* _WHAT TO DO_: Repeat, without any change, the entries presented below.

Stored data:
◆ ◆ ◆
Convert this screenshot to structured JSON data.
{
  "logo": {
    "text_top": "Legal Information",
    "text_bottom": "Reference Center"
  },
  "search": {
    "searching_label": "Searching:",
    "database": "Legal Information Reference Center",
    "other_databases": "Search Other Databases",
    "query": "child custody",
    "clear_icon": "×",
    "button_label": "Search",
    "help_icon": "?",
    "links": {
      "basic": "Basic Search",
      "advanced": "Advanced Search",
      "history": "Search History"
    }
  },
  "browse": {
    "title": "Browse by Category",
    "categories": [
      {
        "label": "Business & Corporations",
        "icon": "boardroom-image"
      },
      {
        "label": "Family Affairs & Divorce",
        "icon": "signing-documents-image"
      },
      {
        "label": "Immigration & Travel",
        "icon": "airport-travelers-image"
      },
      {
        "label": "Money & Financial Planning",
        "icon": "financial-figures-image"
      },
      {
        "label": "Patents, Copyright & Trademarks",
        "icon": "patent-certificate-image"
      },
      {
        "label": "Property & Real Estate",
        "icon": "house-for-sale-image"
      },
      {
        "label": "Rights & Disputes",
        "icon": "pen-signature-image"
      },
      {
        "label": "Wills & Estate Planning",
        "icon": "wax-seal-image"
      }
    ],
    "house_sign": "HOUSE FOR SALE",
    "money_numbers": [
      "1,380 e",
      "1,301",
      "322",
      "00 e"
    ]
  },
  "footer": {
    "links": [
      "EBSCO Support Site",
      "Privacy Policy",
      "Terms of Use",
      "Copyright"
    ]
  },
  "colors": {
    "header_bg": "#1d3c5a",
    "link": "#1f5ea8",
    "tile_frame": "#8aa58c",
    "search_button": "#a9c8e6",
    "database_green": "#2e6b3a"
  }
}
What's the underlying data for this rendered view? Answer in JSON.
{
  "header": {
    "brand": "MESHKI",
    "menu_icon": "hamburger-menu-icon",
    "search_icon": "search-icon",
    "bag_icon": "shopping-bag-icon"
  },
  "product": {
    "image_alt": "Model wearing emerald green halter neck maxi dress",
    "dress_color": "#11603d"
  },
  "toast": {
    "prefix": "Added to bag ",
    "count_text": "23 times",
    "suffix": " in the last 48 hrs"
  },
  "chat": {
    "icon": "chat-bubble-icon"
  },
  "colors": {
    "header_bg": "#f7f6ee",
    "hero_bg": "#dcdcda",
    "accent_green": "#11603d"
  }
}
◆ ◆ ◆
* _SOLVED PROBLEM_:
Convert this screenshot to structured JSON data.
{
  "logo": {
    "text_top": "Legal Information",
    "text_bottom": "Reference Center"
  },
  "search": {
    "searching_label": "Searching:",
    "database": "Legal Information Reference Center",
    "other_databases": "Search Other Databases",
    "query": "child custody",
    "clear_icon": "×",
    "button_label": "Search",
    "help_icon": "?",
    "links": {
      "basic": "Basic Search",
      "advanced": "Advanced Search",
      "history": "Search History"
    }
  },
  "browse": {
    "title": "Browse by Category",
    "categories": [
      {
        "label": "Business & Corporations",
        "icon": "boardroom-image"
      },
      {
        "label": "Family Affairs & Divorce",
        "icon": "signing-documents-image"
      },
      {
        "label": "Immigration & Travel",
        "icon": "airport-travelers-image"
      },
      {
        "label": "Money & Financial Planning",
        "icon": "financial-figures-image"
      },
      {
        "label": "Patents, Copyright & Trademarks",
        "icon": "patent-certificate-image"
      },
      {
        "label": "Property & Real Estate",
        "icon": "house-for-sale-image"
      },
      {
        "label": "Rights & Disputes",
        "icon": "pen-signature-image"
      },
      {
        "label": "Wills & Estate Planning",
        "icon": "wax-seal-image"
      }
    ],
    "house_sign": "HOUSE FOR SALE",
    "money_numbers": [
      "1,380 e",
      "1,301",
      "322",
      "00 e"
    ]
  },
  "footer": {
    "links": [
      "EBSCO Support Site",
      "Privacy Policy",
      "Terms of Use",
      "Copyright"
    ]
  },
  "colors": {
    "header_bg": "#1d3c5a",
    "link": "#1f5ea8",
    "tile_frame": "#8aa58c",
    "search_button": "#a9c8e6",
    "database_green": "#2e6b3a"
  }
}
What's the underlying data for this rendered view? Answer in JSON.
{
  "header": {
    "brand": "MESHKI",
    "menu_icon": "hamburger-menu-icon",
    "search_icon": "search-icon",
    "bag_icon": "shopping-bag-icon"
  },
  "product": {
    "image_alt": "Model wearing emerald green halter neck maxi dress",
    "dress_color": "#11603d"
  },
  "toast": {
    "prefix": "Added to bag ",
    "count_text": "23 times",
    "suffix": " in the last 48 hrs"
  },
  "chat": {
    "icon": "chat-bubble-icon"
  },
  "colors": {
    "header_bg": "#f7f6ee",
    "hero_bg": "#dcdcda",
    "accent_green": "#11603d"
  }
}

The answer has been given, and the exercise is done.